(Data entries)
■ ■ ■ ■ ■ ■ ■

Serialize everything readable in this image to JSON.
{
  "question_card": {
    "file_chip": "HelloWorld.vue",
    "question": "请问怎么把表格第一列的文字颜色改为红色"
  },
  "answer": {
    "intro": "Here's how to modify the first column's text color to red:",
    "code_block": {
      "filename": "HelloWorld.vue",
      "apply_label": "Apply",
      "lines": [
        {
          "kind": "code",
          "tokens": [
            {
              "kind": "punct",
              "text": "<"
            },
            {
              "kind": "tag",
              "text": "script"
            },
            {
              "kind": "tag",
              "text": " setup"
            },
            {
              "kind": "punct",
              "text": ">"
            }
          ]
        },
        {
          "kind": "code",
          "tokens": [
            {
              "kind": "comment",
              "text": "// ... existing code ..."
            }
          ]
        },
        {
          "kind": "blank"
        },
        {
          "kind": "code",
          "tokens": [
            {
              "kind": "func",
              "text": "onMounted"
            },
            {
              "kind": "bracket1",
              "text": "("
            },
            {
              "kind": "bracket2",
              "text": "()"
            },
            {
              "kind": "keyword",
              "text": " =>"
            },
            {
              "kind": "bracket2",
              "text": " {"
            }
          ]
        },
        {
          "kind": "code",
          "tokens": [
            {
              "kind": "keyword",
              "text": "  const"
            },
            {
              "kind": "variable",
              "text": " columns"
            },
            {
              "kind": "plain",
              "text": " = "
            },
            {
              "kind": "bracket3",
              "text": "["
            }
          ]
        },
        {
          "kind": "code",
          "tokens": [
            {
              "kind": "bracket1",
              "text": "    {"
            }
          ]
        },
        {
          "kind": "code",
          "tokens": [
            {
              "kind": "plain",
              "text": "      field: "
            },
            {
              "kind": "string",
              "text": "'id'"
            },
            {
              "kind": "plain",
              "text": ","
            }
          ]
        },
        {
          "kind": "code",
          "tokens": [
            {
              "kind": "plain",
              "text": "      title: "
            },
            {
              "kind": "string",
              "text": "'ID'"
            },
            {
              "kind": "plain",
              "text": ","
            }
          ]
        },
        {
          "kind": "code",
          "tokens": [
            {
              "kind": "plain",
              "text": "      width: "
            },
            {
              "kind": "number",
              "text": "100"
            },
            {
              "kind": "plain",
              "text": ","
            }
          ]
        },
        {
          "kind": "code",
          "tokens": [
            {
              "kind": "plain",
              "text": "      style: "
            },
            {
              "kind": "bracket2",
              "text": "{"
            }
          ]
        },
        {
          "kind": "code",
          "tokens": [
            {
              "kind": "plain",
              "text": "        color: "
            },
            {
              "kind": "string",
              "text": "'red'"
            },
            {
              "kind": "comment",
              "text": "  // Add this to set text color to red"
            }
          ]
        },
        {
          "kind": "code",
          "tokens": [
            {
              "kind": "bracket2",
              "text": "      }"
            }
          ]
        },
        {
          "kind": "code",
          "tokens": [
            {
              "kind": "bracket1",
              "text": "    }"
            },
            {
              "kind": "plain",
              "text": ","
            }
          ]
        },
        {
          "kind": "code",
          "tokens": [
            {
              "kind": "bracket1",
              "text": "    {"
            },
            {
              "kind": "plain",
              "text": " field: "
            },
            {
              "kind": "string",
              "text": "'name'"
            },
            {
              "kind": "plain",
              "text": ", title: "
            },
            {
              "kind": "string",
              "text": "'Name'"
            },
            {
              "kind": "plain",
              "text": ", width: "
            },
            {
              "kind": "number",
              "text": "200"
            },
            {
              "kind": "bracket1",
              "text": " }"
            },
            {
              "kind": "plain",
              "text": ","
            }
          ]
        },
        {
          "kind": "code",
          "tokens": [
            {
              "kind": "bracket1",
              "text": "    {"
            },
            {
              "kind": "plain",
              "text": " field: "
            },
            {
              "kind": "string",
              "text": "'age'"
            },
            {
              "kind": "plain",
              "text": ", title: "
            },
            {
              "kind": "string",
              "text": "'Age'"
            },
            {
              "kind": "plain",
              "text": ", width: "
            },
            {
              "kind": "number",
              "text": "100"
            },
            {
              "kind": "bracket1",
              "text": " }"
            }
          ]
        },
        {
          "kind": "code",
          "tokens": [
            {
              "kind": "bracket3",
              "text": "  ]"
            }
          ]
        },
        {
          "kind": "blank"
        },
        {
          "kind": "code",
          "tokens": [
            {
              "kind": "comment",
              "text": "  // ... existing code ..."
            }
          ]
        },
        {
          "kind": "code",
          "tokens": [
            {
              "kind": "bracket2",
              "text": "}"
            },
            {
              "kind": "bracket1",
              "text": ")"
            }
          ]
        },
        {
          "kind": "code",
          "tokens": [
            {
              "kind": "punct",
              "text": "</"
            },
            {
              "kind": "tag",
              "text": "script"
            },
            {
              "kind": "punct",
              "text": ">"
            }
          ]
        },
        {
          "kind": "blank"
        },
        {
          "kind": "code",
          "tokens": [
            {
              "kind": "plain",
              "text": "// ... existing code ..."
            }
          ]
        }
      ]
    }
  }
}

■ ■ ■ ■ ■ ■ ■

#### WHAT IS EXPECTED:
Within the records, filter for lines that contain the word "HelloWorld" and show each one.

#### RESPONSE AREA:
    "file_chip": "HelloWorld.vue",
      "filename": "HelloWorld.vue",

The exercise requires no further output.